EXERCISE AIM: Work through the records below and copy every line that includes "true".

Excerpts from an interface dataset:
════════════════

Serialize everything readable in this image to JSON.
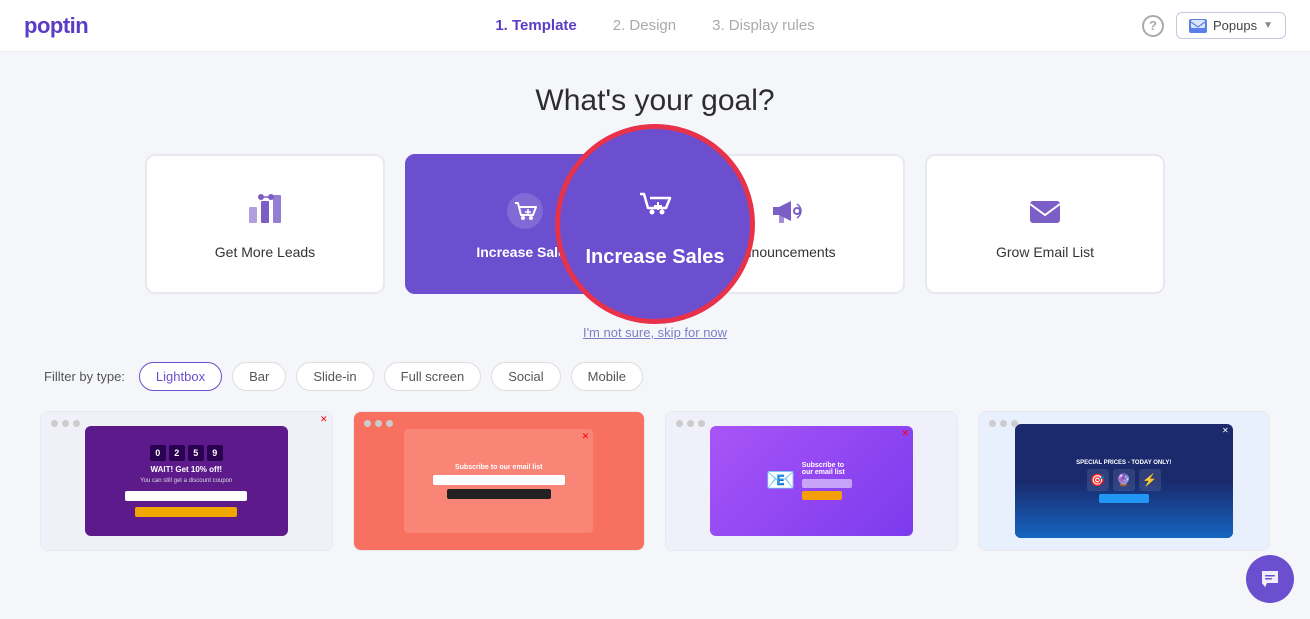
{
  "header": {
    "logo": "poptin",
    "steps": [
      {
        "label": "1. Template",
        "active": true
      },
      {
        "label": "2. Design",
        "active": false
      },
      {
        "label": "3. Display rules",
        "active": false
      }
    ],
    "help_label": "?",
    "popups_label": "Popups",
    "popups_icon": "inbox-icon"
  },
  "main": {
    "page_title": "What's your goal?",
    "goal_cards": [
      {
        "id": "get-more-leads",
        "label": "Get More Leads",
        "icon": "leads-icon",
        "selected": false
      },
      {
        "id": "increase-sales",
        "label": "Increase Sales",
        "icon": "cart-icon",
        "selected": true
      },
      {
        "id": "announcements",
        "label": "Announcements",
        "icon": "megaphone-icon",
        "selected": false
      },
      {
        "id": "grow-email-list",
        "label": "Grow Email List",
        "icon": "email-icon",
        "selected": false
      }
    ],
    "zoom_label": "Increase Sales",
    "skip_link_text": "I'm not sure, skip for now",
    "filter": {
      "label": "Fillter by type:",
      "options": [
        {
          "label": "Lightbox",
          "active": true
        },
        {
          "label": "Bar",
          "active": false
        },
        {
          "label": "Slide-in",
          "active": false
        },
        {
          "label": "Full screen",
          "active": false
        },
        {
          "label": "Social",
          "active": false
        },
        {
          "label": "Mobile",
          "active": false
        }
      ]
    },
    "templates": [
      {
        "id": "tpl-1",
        "type": "discount"
      },
      {
        "id": "tpl-2",
        "type": "email-subscribe"
      },
      {
        "id": "tpl-3",
        "type": "email-subscribe-2"
      },
      {
        "id": "tpl-4",
        "type": "special-prices"
      }
    ]
  }
}
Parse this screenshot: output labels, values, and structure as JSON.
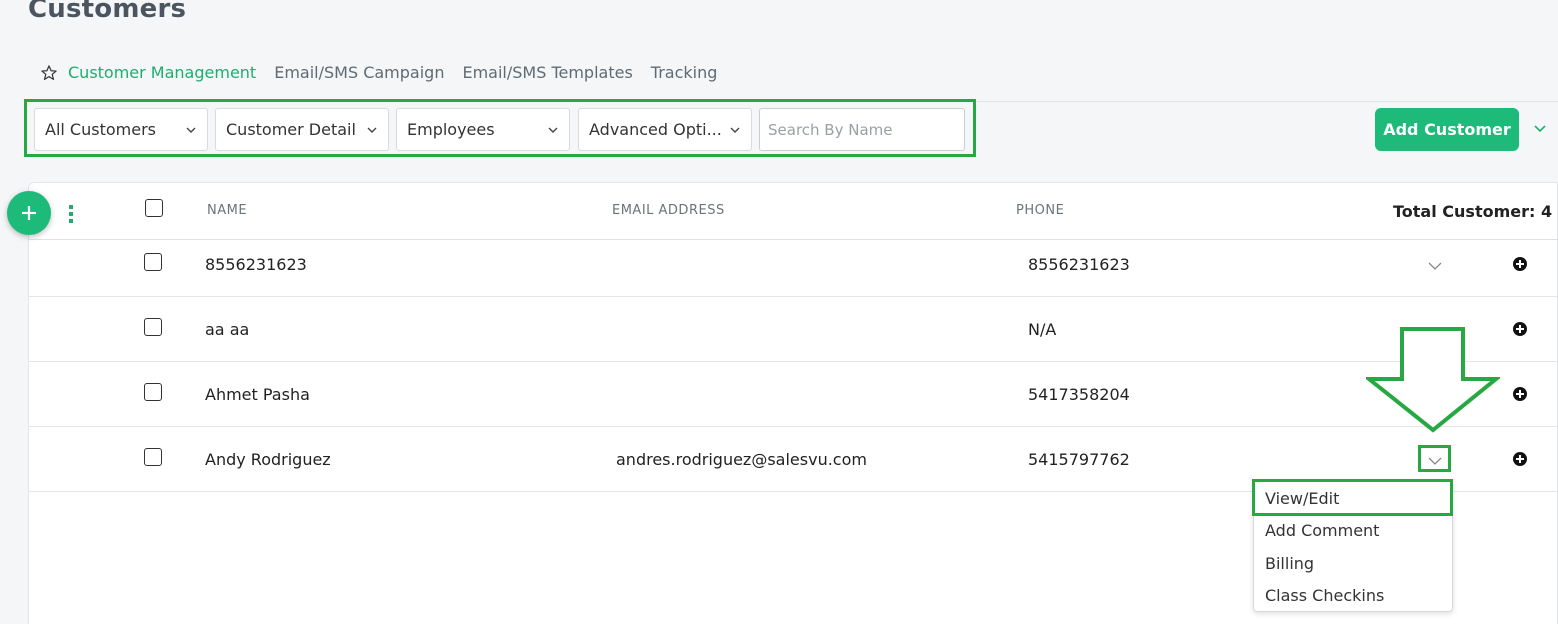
{
  "page": {
    "title": "Customers"
  },
  "tabs": [
    {
      "label": "Customer Management",
      "active": true
    },
    {
      "label": "Email/SMS Campaign",
      "active": false
    },
    {
      "label": "Email/SMS Templates",
      "active": false
    },
    {
      "label": "Tracking",
      "active": false
    }
  ],
  "filters": {
    "customers": "All Customers",
    "detail": "Customer Detail",
    "employees": "Employees",
    "advanced": "Advanced Opti...",
    "search_placeholder": "Search By Name"
  },
  "actions": {
    "add_customer": "Add Customer"
  },
  "table": {
    "columns": {
      "name": "NAME",
      "email": "EMAIL ADDRESS",
      "phone": "PHONE"
    },
    "total_label": "Total Customer: 4",
    "rows": [
      {
        "name": "8556231623",
        "email": "",
        "phone": "8556231623"
      },
      {
        "name": "aa aa",
        "email": "",
        "phone": "N/A"
      },
      {
        "name": "Ahmet Pasha",
        "email": "",
        "phone": "5417358204"
      },
      {
        "name": "Andy Rodriguez",
        "email": "andres.rodriguez@salesvu.com",
        "phone": "5415797762"
      }
    ]
  },
  "row_menu": {
    "items": [
      "View/Edit",
      "Add Comment",
      "Billing",
      "Class Checkins"
    ]
  },
  "colors": {
    "accent": "#1dba7a",
    "annotation": "#27a843"
  },
  "icons": [
    "star-icon",
    "chevron-down-icon",
    "plus-icon",
    "kebab-icon",
    "plus-circle-icon",
    "arrow-down-annotation"
  ]
}
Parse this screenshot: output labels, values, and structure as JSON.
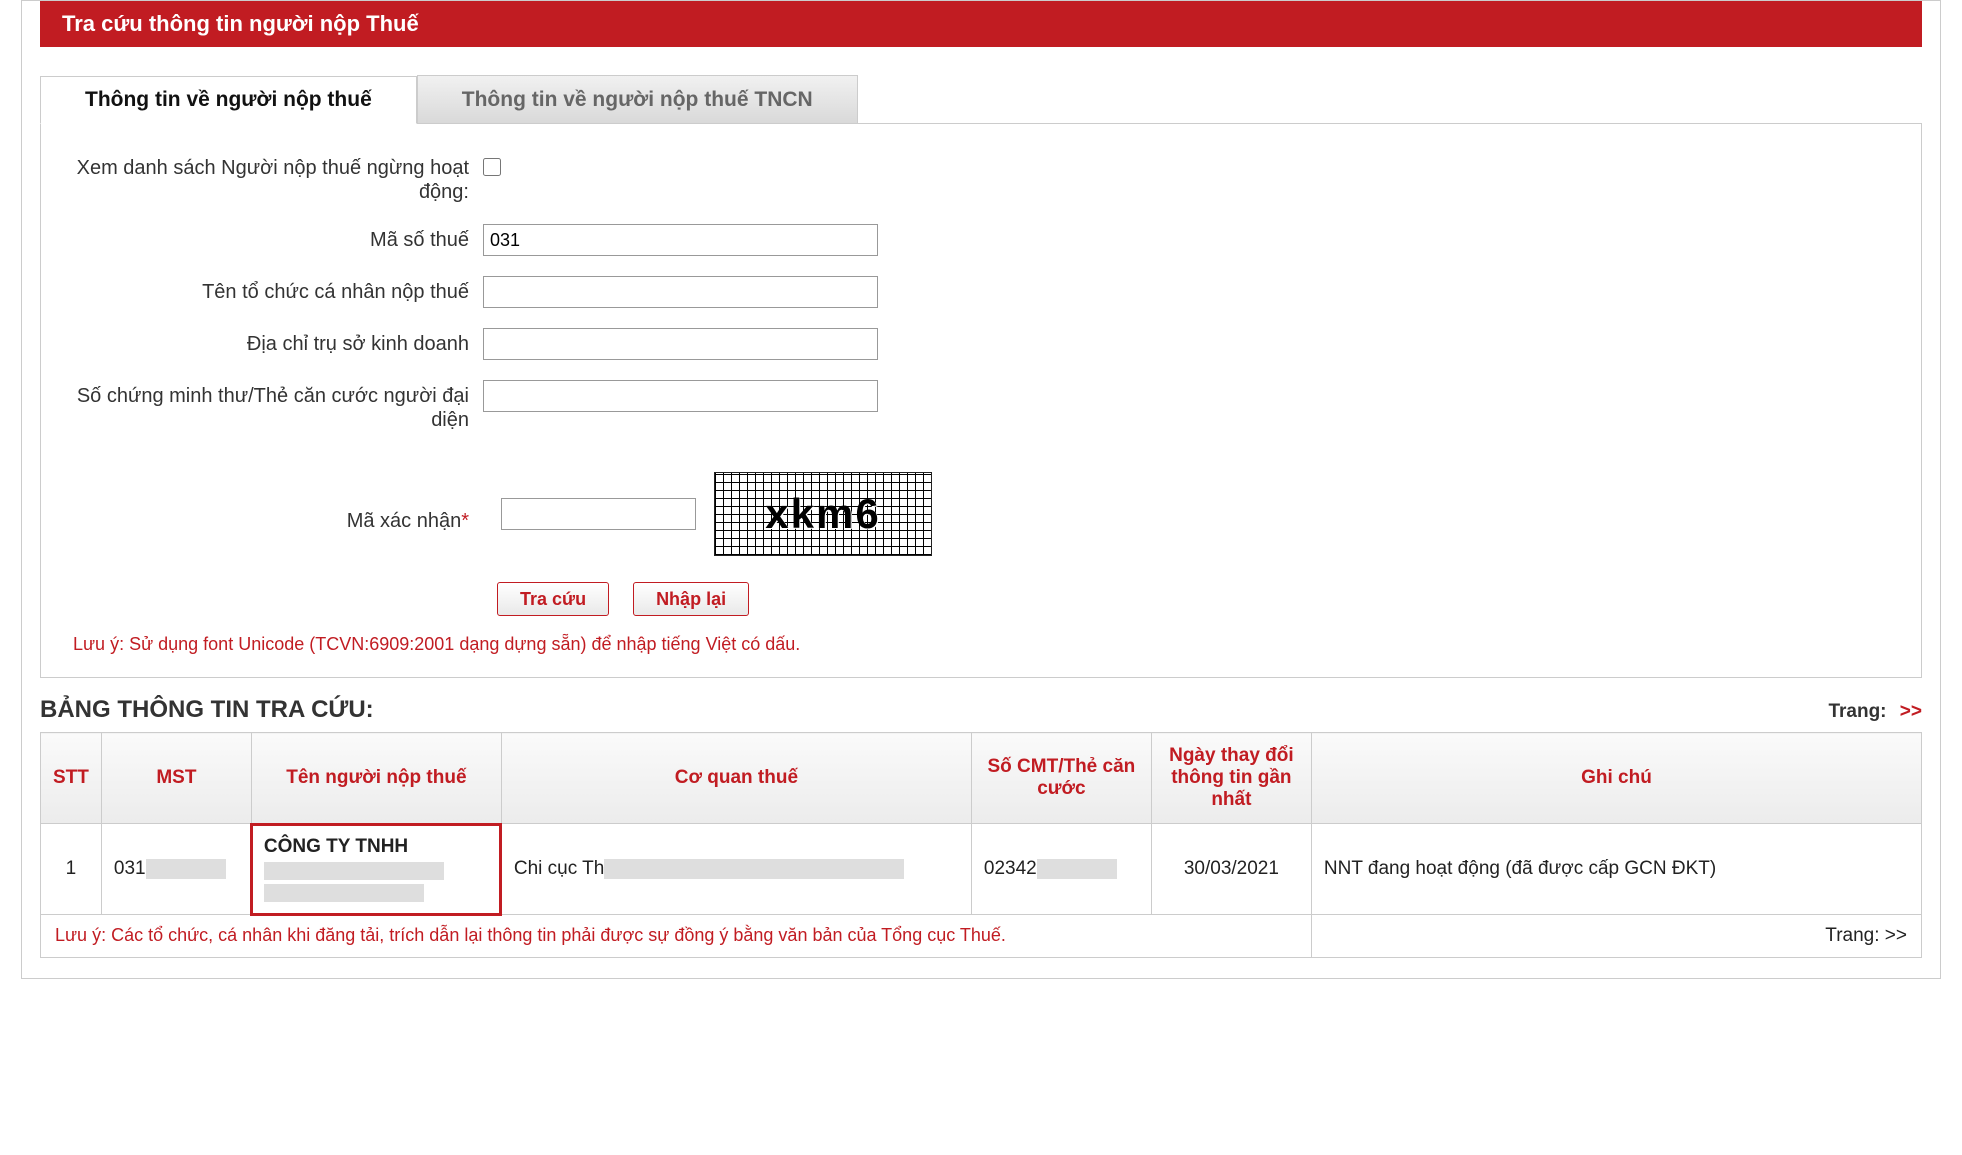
{
  "header": {
    "title": "Tra cứu thông tin người nộp Thuế"
  },
  "tabs": {
    "t1": "Thông tin về người nộp thuế",
    "t2": "Thông tin về người nộp thuế TNCN"
  },
  "form": {
    "labels": {
      "suspended": "Xem danh sách Người nộp thuế ngừng hoạt động:",
      "tax_code": "Mã số thuế",
      "org_name": "Tên tổ chức cá nhân nộp thuế",
      "address": "Địa chỉ trụ sở kinh doanh",
      "id_card": "Số chứng minh thư/Thẻ căn cước người đại diện",
      "captcha": "Mã xác nhận"
    },
    "values": {
      "tax_code": "031",
      "org_name": "",
      "address": "",
      "id_card": "",
      "captcha": ""
    },
    "captcha_text": "xkm6",
    "buttons": {
      "search": "Tra cứu",
      "reset": "Nhập lại"
    },
    "note": "Lưu ý: Sử dụng font Unicode (TCVN:6909:2001 dạng dựng sẵn) để nhập tiếng Việt có dấu."
  },
  "results": {
    "section_title": "BẢNG THÔNG TIN TRA CỨU:",
    "pager_label": "Trang:",
    "pager_arrow": ">>",
    "headers": {
      "stt": "STT",
      "mst": "MST",
      "name": "Tên người nộp thuế",
      "agency": "Cơ quan thuế",
      "id": "Số CMT/Thẻ căn cước",
      "date": "Ngày thay đổi thông tin gần nhất",
      "note": "Ghi chú"
    },
    "rows": [
      {
        "stt": "1",
        "mst": "031",
        "name_line1": "CÔNG TY TNHH",
        "agency_prefix": "Chi cục Th",
        "id_prefix": "02342",
        "date": "30/03/2021",
        "note": "NNT đang hoạt động (đã được cấp GCN ĐKT)"
      }
    ],
    "footer_note": "Lưu ý: Các tổ chức, cá nhân khi đăng tải, trích dẫn lại thông tin phải được sự đồng ý bằng văn bản của Tổng cục Thuế."
  }
}
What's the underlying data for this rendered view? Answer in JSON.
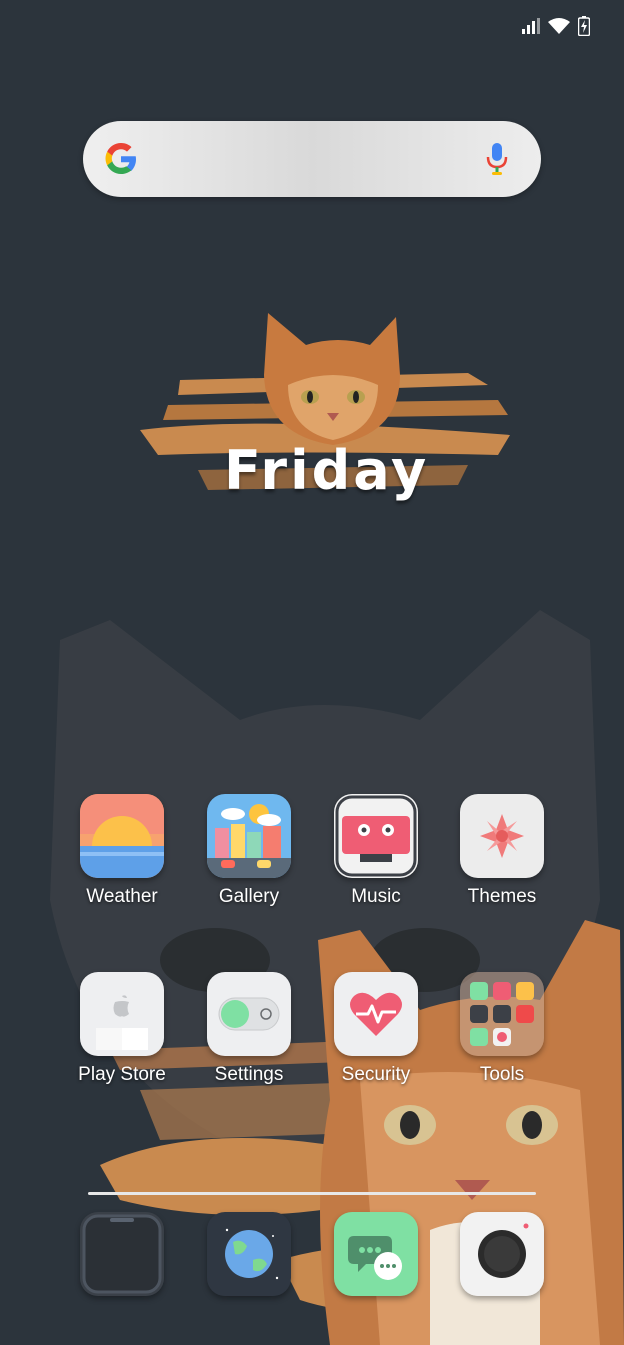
{
  "widget": {
    "text": "Friday"
  },
  "apps_row1": [
    {
      "label": "Weather",
      "icon": "weather-icon"
    },
    {
      "label": "Gallery",
      "icon": "gallery-icon"
    },
    {
      "label": "Music",
      "icon": "music-icon"
    },
    {
      "label": "Themes",
      "icon": "themes-icon"
    }
  ],
  "apps_row2": [
    {
      "label": "Play Store",
      "icon": "play-store-icon"
    },
    {
      "label": "Settings",
      "icon": "settings-toggle-icon"
    },
    {
      "label": "Security",
      "icon": "heart-pulse-icon"
    },
    {
      "label": "Tools",
      "icon": "folder-icon"
    }
  ],
  "dock": [
    {
      "icon": "phone-icon"
    },
    {
      "icon": "browser-globe-icon"
    },
    {
      "icon": "messages-icon"
    },
    {
      "icon": "camera-icon"
    }
  ],
  "colors": {
    "background": "#2c343c",
    "brush_orange": "#c98a4f"
  }
}
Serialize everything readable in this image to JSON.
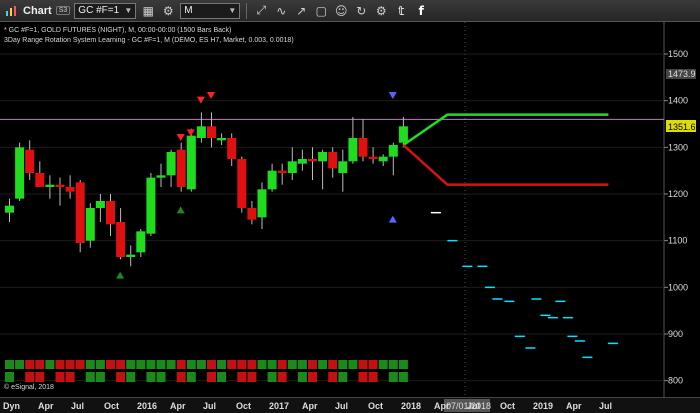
{
  "toolbar": {
    "title": "Chart",
    "badge": "S3",
    "symbol": "GC #F=1",
    "interval": "M",
    "icons": [
      "chart-icon",
      "link-icon",
      "settings-icon",
      "cursor-icon",
      "draw-icon",
      "magnet-icon",
      "shapes-icon",
      "text-icon",
      "reload-icon",
      "settings2-icon",
      "twitter-icon",
      "facebook-icon"
    ]
  },
  "chart": {
    "info_line1": "* GC #F=1, GOLD FUTURES (NIGHT), M, 00:00-00:00 (1500 Bars Back)",
    "info_line2": "3Day Range Rotation System Learning - GC #F=1, M (DEMO, ES H7, Market, 0.003, 0.0018)",
    "watermark": "© eSignal, 2018",
    "price_labels": {
      "upper": "1473.9",
      "current": "1351.6"
    },
    "colors": {
      "bull": "#1fdc1f",
      "bear": "#e01010",
      "lavender": "#c080c0",
      "cyan": "#00e5ff",
      "projection_up": "#22dd22",
      "projection_down": "#dd1111"
    }
  },
  "bottombar": {
    "mode": "Dyn",
    "cursor_date": "07/01/2018",
    "x_labels": [
      "Apr",
      "Jul",
      "Oct",
      "2016",
      "Apr",
      "Jul",
      "Oct",
      "2017",
      "Apr",
      "Jul",
      "Oct",
      "2018",
      "Apr",
      "Jul",
      "Oct",
      "2019",
      "Apr",
      "Jul"
    ]
  },
  "chart_data": {
    "type": "candlestick",
    "title": "GC #F=1, GOLD FUTURES (NIGHT), M",
    "y_ticks": [
      800,
      900,
      1000,
      1100,
      1200,
      1300,
      1400,
      1500
    ],
    "ylim": [
      765,
      1560
    ],
    "horizontal_line": 1360,
    "candles": [
      {
        "o": 1160,
        "h": 1190,
        "l": 1140,
        "c": 1175
      },
      {
        "o": 1190,
        "h": 1310,
        "l": 1185,
        "c": 1300
      },
      {
        "o": 1295,
        "h": 1315,
        "l": 1230,
        "c": 1245
      },
      {
        "o": 1245,
        "h": 1270,
        "l": 1215,
        "c": 1215
      },
      {
        "o": 1215,
        "h": 1240,
        "l": 1190,
        "c": 1220
      },
      {
        "o": 1220,
        "h": 1235,
        "l": 1175,
        "c": 1215
      },
      {
        "o": 1215,
        "h": 1240,
        "l": 1190,
        "c": 1205
      },
      {
        "o": 1225,
        "h": 1230,
        "l": 1075,
        "c": 1095
      },
      {
        "o": 1100,
        "h": 1180,
        "l": 1085,
        "c": 1170
      },
      {
        "o": 1170,
        "h": 1200,
        "l": 1140,
        "c": 1185
      },
      {
        "o": 1185,
        "h": 1200,
        "l": 1110,
        "c": 1135
      },
      {
        "o": 1140,
        "h": 1170,
        "l": 1060,
        "c": 1065
      },
      {
        "o": 1065,
        "h": 1090,
        "l": 1045,
        "c": 1070
      },
      {
        "o": 1075,
        "h": 1125,
        "l": 1065,
        "c": 1120
      },
      {
        "o": 1115,
        "h": 1245,
        "l": 1110,
        "c": 1235
      },
      {
        "o": 1235,
        "h": 1265,
        "l": 1215,
        "c": 1240
      },
      {
        "o": 1240,
        "h": 1295,
        "l": 1215,
        "c": 1290
      },
      {
        "o": 1295,
        "h": 1310,
        "l": 1205,
        "c": 1215
      },
      {
        "o": 1210,
        "h": 1340,
        "l": 1205,
        "c": 1325
      },
      {
        "o": 1320,
        "h": 1375,
        "l": 1310,
        "c": 1345
      },
      {
        "o": 1345,
        "h": 1375,
        "l": 1300,
        "c": 1320
      },
      {
        "o": 1315,
        "h": 1330,
        "l": 1305,
        "c": 1320
      },
      {
        "o": 1320,
        "h": 1330,
        "l": 1260,
        "c": 1275
      },
      {
        "o": 1275,
        "h": 1280,
        "l": 1160,
        "c": 1170
      },
      {
        "o": 1170,
        "h": 1185,
        "l": 1135,
        "c": 1145
      },
      {
        "o": 1150,
        "h": 1225,
        "l": 1125,
        "c": 1210
      },
      {
        "o": 1210,
        "h": 1265,
        "l": 1205,
        "c": 1250
      },
      {
        "o": 1250,
        "h": 1265,
        "l": 1220,
        "c": 1245
      },
      {
        "o": 1245,
        "h": 1300,
        "l": 1230,
        "c": 1270
      },
      {
        "o": 1265,
        "h": 1295,
        "l": 1250,
        "c": 1275
      },
      {
        "o": 1275,
        "h": 1300,
        "l": 1230,
        "c": 1270
      },
      {
        "o": 1270,
        "h": 1295,
        "l": 1210,
        "c": 1290
      },
      {
        "o": 1290,
        "h": 1300,
        "l": 1235,
        "c": 1255
      },
      {
        "o": 1245,
        "h": 1295,
        "l": 1205,
        "c": 1270
      },
      {
        "o": 1270,
        "h": 1365,
        "l": 1265,
        "c": 1320
      },
      {
        "o": 1320,
        "h": 1360,
        "l": 1270,
        "c": 1280
      },
      {
        "o": 1280,
        "h": 1300,
        "l": 1265,
        "c": 1275
      },
      {
        "o": 1270,
        "h": 1285,
        "l": 1260,
        "c": 1280
      },
      {
        "o": 1280,
        "h": 1310,
        "l": 1240,
        "c": 1305
      },
      {
        "o": 1310,
        "h": 1365,
        "l": 1300,
        "c": 1345
      }
    ],
    "projection_up": [
      [
        1305,
        0
      ],
      [
        1370,
        3
      ],
      [
        1370,
        14
      ]
    ],
    "projection_down": [
      [
        1305,
        0
      ],
      [
        1220,
        3
      ],
      [
        1220,
        14
      ]
    ],
    "forecast_marks": [
      [
        1160,
        0.5
      ],
      [
        1100,
        1.6
      ],
      [
        1045,
        2.6
      ],
      [
        1045,
        3.6
      ],
      [
        1000,
        4.1
      ],
      [
        975,
        4.6
      ],
      [
        970,
        5.4
      ],
      [
        895,
        6.1
      ],
      [
        870,
        6.8
      ],
      [
        975,
        7.2
      ],
      [
        940,
        7.8
      ],
      [
        935,
        8.3
      ],
      [
        970,
        8.8
      ],
      [
        935,
        9.3
      ],
      [
        895,
        9.6
      ],
      [
        885,
        10.1
      ],
      [
        850,
        10.6
      ],
      [
        880,
        12.3
      ]
    ]
  }
}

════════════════

THE COMPLETED TASK:
        "active": true
        "selected": true
          "active": true
      "active": true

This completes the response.